With the assistance of the mediator, Dr. Richards started on a path of understanding that he could not do everything himself and agreed to consult a mental health professional for a suspected major depressive disorder. In parallel, an intervention with colleagues was also undertaken and the prevailing unhelpful attitude of ignoring work–life balance issues was addressed. Rounds and meeting times were revised to allow professionals with family obligations to participate. Over time, Dr. Richards’ depression improved and the department head dedicated resources to the coaching of staff to foster a more collegial workplace. Department morale improved and numerous collaborations between Dr. Richards and colleagues ensued in the research sphere.
Although using the formal discipline process would have addressed Dr. Richards’ behaviour, early mediation allowed for a multi-factorial, lasting solution geared to the underlying issues that gave rise to the tensions and focused on saving relationships. Top
Interest-based conflict resolution is a powerful, productive method for resolving conflicts in the health care environment, where many problems are multi-factorial. It affords physician leaders the flexibility to explore solutions that disciplinary processes mandated by legislation, regulations, and bylaws cannot provide, such as allowing all the relevant parties to participate in a resolution. ADR is one tool that can be part of a just culture algorithm and, if embedded in a hospital’s rules and regulations, can enable positive solutions to challenging situations. ADR can be used in a variety of circumstances and allow rapid intervention and communication that is conducive to finding solutions geared to the underlying issues and not only to the symptoms.
2.The role of physician leaders in addressing physician disruptive behaviour in healthcare institutions. Discussion paper. Ottawa: Canadian Medical Protective Association; 2013. https://tinyurl.com/tucbb8h
3.Bellemare S. Leveraging the power of a just culture to promote accountability and inform system improvement. Can J Physician Leadersh 2019;5(3):160-2.
4.Hickson GB, Pichert JW, Webb LE, Gabbe SG. A complementary approach to promoting professionalism: identifying, measuring, and addressing unprofessional behaviors. Acad Med 2007;82(11):1040-8. Top
Daniel Boivin conceived the overall manuscript and prepared the first draft. Guylaine Lefebvre and Steven Bellemare helped develop the manuscript outline. All authors reviewed and approved the final version of the manuscript.

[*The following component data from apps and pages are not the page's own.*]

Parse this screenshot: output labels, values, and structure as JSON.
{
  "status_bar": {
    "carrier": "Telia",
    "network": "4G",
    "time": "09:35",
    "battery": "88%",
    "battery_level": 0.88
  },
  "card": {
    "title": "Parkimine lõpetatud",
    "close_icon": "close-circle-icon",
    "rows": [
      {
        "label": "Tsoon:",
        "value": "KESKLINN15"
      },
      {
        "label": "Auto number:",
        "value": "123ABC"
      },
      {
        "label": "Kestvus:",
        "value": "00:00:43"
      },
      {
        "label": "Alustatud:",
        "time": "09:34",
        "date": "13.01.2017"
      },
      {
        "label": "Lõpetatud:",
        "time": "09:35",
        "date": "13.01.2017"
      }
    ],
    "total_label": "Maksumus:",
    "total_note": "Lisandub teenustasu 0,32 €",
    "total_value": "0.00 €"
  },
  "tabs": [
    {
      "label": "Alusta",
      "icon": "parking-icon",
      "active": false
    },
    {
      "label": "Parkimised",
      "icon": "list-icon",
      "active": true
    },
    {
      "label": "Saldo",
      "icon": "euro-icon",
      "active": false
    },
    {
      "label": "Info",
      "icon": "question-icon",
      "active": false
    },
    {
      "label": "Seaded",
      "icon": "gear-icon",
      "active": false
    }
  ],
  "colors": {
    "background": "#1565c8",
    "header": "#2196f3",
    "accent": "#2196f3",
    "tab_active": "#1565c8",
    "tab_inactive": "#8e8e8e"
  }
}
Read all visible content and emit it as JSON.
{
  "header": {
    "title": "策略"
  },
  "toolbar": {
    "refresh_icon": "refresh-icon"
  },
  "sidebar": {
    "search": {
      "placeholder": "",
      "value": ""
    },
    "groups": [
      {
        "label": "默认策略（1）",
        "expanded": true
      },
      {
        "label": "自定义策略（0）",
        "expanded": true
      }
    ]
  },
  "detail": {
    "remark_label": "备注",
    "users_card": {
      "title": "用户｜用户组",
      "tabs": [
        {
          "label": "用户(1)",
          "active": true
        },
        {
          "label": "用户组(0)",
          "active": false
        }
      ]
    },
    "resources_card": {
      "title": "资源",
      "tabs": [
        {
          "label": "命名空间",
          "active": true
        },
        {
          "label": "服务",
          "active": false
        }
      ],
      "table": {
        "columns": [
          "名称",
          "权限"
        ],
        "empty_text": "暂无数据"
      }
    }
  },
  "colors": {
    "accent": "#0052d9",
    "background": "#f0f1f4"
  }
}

Daniel Boivin, LLB, is an Ottawa-based lawyer working for the defense of physicians since 1993. He is general counsel for the Canadian Medical Protective Association (CMPA) and is actively involved in leadership education for physician members and their teams.
Guylaine Lefebvre, MD, FRCPSC, FRCOG, FACOG, is director of practice improvement at the CMPA, and a gynecologic surgeon and professor at the University of Toronto. She has been involved at all levels of medical education and is now focusing on continuous professional development in safe medical care.
Steven Bellemare, MD, FRCPSC, CPE, is the senior physician advisor in the CMPA’s Department of Practice Improvement. He has facilitated several hundred education sessions for physicians and their teams. He has a special interest in patient safety and leadership training, including just culture.